Aim of the exercise → Type out all the data below, word for word.

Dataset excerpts
★ ★ ★ ★ ★
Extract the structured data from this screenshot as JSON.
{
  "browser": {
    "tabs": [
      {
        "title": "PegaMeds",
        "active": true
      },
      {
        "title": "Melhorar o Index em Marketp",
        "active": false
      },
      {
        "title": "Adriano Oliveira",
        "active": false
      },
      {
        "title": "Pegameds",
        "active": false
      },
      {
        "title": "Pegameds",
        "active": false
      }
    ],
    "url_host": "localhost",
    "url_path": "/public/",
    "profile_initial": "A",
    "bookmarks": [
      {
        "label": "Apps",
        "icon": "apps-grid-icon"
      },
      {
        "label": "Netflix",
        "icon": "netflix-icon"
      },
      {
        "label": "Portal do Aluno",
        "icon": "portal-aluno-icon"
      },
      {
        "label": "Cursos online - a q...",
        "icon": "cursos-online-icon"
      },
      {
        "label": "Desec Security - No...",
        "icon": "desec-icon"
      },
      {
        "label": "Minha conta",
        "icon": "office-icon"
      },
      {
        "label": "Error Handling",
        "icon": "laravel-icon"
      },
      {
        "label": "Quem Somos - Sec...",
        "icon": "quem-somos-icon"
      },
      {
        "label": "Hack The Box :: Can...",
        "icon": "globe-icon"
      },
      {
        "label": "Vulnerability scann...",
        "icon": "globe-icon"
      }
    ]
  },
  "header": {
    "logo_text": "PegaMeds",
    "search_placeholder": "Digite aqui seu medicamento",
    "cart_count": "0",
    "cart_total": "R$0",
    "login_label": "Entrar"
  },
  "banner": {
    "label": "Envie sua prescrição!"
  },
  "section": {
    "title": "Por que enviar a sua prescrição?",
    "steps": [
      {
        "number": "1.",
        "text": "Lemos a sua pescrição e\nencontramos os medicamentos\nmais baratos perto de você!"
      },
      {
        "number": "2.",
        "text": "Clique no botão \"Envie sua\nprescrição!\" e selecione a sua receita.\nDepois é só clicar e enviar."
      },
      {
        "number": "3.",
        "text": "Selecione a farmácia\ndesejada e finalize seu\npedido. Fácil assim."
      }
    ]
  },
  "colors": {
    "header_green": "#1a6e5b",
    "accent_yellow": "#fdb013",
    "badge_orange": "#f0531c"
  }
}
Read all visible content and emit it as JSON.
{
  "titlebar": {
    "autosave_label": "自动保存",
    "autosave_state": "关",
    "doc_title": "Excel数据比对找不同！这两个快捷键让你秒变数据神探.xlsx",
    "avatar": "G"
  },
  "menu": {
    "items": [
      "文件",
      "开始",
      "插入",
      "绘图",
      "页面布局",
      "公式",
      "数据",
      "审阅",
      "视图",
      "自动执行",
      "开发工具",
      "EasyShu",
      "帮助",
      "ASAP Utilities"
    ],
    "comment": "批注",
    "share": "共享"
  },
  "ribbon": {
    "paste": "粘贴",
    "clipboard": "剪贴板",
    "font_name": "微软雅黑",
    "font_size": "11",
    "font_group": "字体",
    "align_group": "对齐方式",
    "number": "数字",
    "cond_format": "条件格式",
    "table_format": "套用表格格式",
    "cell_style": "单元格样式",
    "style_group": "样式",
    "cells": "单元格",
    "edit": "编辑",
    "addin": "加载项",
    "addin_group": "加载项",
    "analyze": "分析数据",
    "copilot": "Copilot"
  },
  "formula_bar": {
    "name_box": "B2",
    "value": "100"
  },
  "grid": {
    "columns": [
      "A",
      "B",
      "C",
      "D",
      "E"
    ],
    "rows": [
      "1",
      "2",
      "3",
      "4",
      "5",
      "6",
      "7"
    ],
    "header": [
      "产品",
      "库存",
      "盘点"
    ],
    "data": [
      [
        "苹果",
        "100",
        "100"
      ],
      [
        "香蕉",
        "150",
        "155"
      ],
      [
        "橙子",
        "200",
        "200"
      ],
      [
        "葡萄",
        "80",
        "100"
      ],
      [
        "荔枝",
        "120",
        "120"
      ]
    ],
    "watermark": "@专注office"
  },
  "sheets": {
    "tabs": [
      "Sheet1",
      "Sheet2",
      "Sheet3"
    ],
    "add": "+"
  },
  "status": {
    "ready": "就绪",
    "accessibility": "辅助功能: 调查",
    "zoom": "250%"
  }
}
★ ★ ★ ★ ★
Problem solution →
Extract the structured data from this screenshot as JSON.
{
  "browser": {
    "tabs": [
      {
        "title": "PegaMeds",
        "active": true
      },
      {
        "title": "Melhorar o Index em Marketp",
        "active": false
      },
      {
        "title": "Adriano Oliveira",
        "active": false
      },
      {
        "title": "Pegameds",
        "active": false
      },
      {
        "title": "Pegameds",
        "active": false
      }
    ],
    "url_host": "localhost",
    "url_path": "/public/",
    "profile_initial": "A",
    "bookmarks": [
      {
        "label": "Apps",
        "icon": "apps-grid-icon"
      },
      {
        "label": "Netflix",
        "icon": "netflix-icon"
      },
      {
        "label": "Portal do Aluno",
        "icon": "portal-aluno-icon"
      },
      {
        "label": "Cursos online - a q...",
        "icon": "cursos-online-icon"
      },
      {
        "label": "Desec Security - No...",
        "icon": "desec-icon"
      },
      {
        "label": "Minha conta",
        "icon": "office-icon"
      },
      {
        "label": "Error Handling",
        "icon": "laravel-icon"
      },
      {
        "label": "Quem Somos - Sec...",
        "icon": "quem-somos-icon"
      },
      {
        "label": "Hack The Box :: Can...",
        "icon": "globe-icon"
      },
      {
        "label": "Vulnerability scann...",
        "icon": "globe-icon"
      }
    ]
  },
  "header": {
    "logo_text": "PegaMeds",
    "search_placeholder": "Digite aqui seu medicamento",
    "cart_count": "0",
    "cart_total": "R$0",
    "login_label": "Entrar"
  },
  "banner": {
    "label": "Envie sua prescrição!"
  },
  "section": {
    "title": "Por que enviar a sua prescrição?",
    "steps": [
      {
        "number": "1.",
        "text": "Lemos a sua pescrição e\nencontramos os medicamentos\nmais baratos perto de você!"
      },
      {
        "number": "2.",
        "text": "Clique no botão \"Envie sua\nprescrição!\" e selecione a sua receita.\nDepois é só clicar e enviar."
      },
      {
        "number": "3.",
        "text": "Selecione a farmácia\ndesejada e finalize seu\npedido. Fácil assim."
      }
    ]
  },
  "colors": {
    "header_green": "#1a6e5b",
    "accent_yellow": "#fdb013",
    "badge_orange": "#f0531c"
  }
}
Read all visible content and emit it as JSON.
{
  "titlebar": {
    "autosave_label": "自动保存",
    "autosave_state": "关",
    "doc_title": "Excel数据比对找不同！这两个快捷键让你秒变数据神探.xlsx",
    "avatar": "G"
  },
  "menu": {
    "items": [
      "文件",
      "开始",
      "插入",
      "绘图",
      "页面布局",
      "公式",
      "数据",
      "审阅",
      "视图",
      "自动执行",
      "开发工具",
      "EasyShu",
      "帮助",
      "ASAP Utilities"
    ],
    "comment": "批注",
    "share": "共享"
  },
  "ribbon": {
    "paste": "粘贴",
    "clipboard": "剪贴板",
    "font_name": "微软雅黑",
    "font_size": "11",
    "font_group": "字体",
    "align_group": "对齐方式",
    "number": "数字",
    "cond_format": "条件格式",
    "table_format": "套用表格格式",
    "cell_style": "单元格样式",
    "style_group": "样式",
    "cells": "单元格",
    "edit": "编辑",
    "addin": "加载项",
    "addin_group": "加载项",
    "analyze": "分析数据",
    "copilot": "Copilot"
  },
  "formula_bar": {
    "name_box": "B2",
    "value": "100"
  },
  "grid": {
    "columns": [
      "A",
      "B",
      "C",
      "D",
      "E"
    ],
    "rows": [
      "1",
      "2",
      "3",
      "4",
      "5",
      "6",
      "7"
    ],
    "header": [
      "产品",
      "库存",
      "盘点"
    ],
    "data": [
      [
        "苹果",
        "100",
        "100"
      ],
      [
        "香蕉",
        "150",
        "155"
      ],
      [
        "橙子",
        "200",
        "200"
      ],
      [
        "葡萄",
        "80",
        "100"
      ],
      [
        "荔枝",
        "120",
        "120"
      ]
    ],
    "watermark": "@专注office"
  },
  "sheets": {
    "tabs": [
      "Sheet1",
      "Sheet2",
      "Sheet3"
    ],
    "add": "+"
  },
  "status": {
    "ready": "就绪",
    "accessibility": "辅助功能: 调查",
    "zoom": "250%"
  }
}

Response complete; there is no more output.